Utterly Meaningless » Blog Archive » SOMETHING REALLY FISHY HERE

    Filed at 1:34 am under by dcobranchi

    Virginia’s countywide spelling bees excluded homeschoolers. Instead, they were forced to compete against each other in a statewide bee.

    Twenty-four home schoolers came from around the state to face off at the Dumbarton Library in Henrico County, and they were so good that bee officials quickly moved to the advanced word list in an effort to narrow the field.

    Here are some of the words they faced: “cinematheque,” “habiliments,” “quondam,” and “triceratops.”

    The grueling bee took close to three hours before 11-year-old Brittannie Hedrick of Langley Air Force Base spelled “immiscible” to win. The word means something that cannot be mixed, as in oil and water.

    Brittannie, a sixth-grader, is the daughter of John P. and Lynne Hedrick.

    Lindsey Brinkman, 12, was runner-up, tripping up on “cedilla.” She is the daughter of Donna and Chuck Brinkman of Chesapeake.

    Sounds like Virginia didn’t want the regional competition to be dominated by homeschoolers, so they stacked the deck against them.


    Comment by
    Eric Holcombe
    March 24th, 2004
    at 2:06 pm

    Well, if you can’t beat ’em…uh…. start your own spelling bee…diversity be damned!

    Comment by
    March 25th, 2004
    at 10:43 am

    I see no problem with homeschoolers starting their own competitions. Indeed, once my kids get old enough, I wouldn’t be averse to setting up a nationwide math competition for homeschoolers — I helped run a statewide competition for NC from my high school.

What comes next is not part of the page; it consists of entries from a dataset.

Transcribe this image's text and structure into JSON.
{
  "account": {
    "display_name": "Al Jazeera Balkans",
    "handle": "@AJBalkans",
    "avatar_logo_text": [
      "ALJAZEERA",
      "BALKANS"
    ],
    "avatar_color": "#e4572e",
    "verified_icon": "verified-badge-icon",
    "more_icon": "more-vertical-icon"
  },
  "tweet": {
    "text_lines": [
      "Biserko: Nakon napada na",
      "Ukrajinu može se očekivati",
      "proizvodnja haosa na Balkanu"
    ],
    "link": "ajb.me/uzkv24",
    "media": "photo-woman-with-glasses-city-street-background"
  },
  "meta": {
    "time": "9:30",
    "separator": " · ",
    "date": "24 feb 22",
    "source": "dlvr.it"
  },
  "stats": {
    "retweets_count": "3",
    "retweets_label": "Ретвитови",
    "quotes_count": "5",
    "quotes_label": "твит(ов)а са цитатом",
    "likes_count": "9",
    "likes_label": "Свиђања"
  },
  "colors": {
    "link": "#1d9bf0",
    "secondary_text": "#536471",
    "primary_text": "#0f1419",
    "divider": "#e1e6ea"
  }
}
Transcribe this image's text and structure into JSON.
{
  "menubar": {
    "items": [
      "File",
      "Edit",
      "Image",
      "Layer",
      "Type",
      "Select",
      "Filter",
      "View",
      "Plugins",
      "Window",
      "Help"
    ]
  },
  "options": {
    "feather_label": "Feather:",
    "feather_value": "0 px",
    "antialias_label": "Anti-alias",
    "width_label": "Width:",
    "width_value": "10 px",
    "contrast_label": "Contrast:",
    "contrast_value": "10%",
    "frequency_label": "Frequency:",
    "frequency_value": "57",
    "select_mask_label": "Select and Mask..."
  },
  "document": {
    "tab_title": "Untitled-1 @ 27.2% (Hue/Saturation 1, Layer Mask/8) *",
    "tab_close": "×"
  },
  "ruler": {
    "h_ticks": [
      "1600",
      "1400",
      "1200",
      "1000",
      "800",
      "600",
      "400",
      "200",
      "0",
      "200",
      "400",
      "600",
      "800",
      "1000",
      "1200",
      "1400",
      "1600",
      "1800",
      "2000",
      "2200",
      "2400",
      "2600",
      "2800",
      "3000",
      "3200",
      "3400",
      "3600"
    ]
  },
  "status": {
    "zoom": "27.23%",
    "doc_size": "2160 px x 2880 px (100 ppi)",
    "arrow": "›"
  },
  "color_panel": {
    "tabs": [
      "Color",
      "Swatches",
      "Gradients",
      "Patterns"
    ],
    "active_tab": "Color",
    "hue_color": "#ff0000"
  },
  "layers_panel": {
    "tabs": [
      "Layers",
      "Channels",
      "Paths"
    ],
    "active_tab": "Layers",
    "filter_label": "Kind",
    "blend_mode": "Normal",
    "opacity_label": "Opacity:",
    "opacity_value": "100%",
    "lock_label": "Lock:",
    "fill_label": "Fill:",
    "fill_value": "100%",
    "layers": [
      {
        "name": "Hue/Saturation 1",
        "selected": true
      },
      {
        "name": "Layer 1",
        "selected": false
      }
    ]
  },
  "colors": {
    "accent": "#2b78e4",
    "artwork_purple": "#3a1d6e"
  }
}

    In a way, it really isn’t fair to pit the much advanced homeschoolers against the regular g-school population. I found that out in a similar situation when the D.C. public school kids were included in a Metro DC math competition — they were WAAAAAAY out of their league. We had students who had learned trig and regularly did competitions against kids who barely had algebra skills. They were the best of DC schools, and they were horribly outclassed. Setting up these competitions by age is silly.

    Comment by
    Daryl Cobranchi
    March 25th, 2004
    at 11:14 am

    I’m not sure that the homeschoolers did set up their own competition. It seems like they were herded into a statewide meet in order to qualify for the regional meet. All of the other kids competed at the county level. So, the county champ was ex the homeschoolers. Given the write-up of the homeschool competition, you can bet that there would have been more than one homeschooler in the regional. This really seems like the state fixing the contest so that homeschoolers couldn’t dominate the regional.

    Comment by
    March 25th, 2004
    at 1:28 pm

    No, I meant that the homeschoolers can opt out of the “official” bees and make their own — I thought that’s what Eric meant, too.

    For some areas, competing against other homeschoolers, as opposed to the g-schoolers, might make for more interesting competition for each group. The whole point of regional competitions is that one assumes the schools in the region are more likely to have similar resources, etc., so the competition is semi-level. When I was in high school, most math competitions I went to were county-level, and even then the competitions weren’t entirely fair — only about 2 out of the 8 high schools had a chance for top spot (my high school was actually always the top – and our wins were announced at school with the sports teams’ wins – but the 2nd place school wasn’t terribly far away.) Why should the homeschoolers blow away the local competition? It may mean more to a homeschooler that they came in 3rd at a statewide homeschool competition than they came in first against 50 g-schoolers who were outclassed.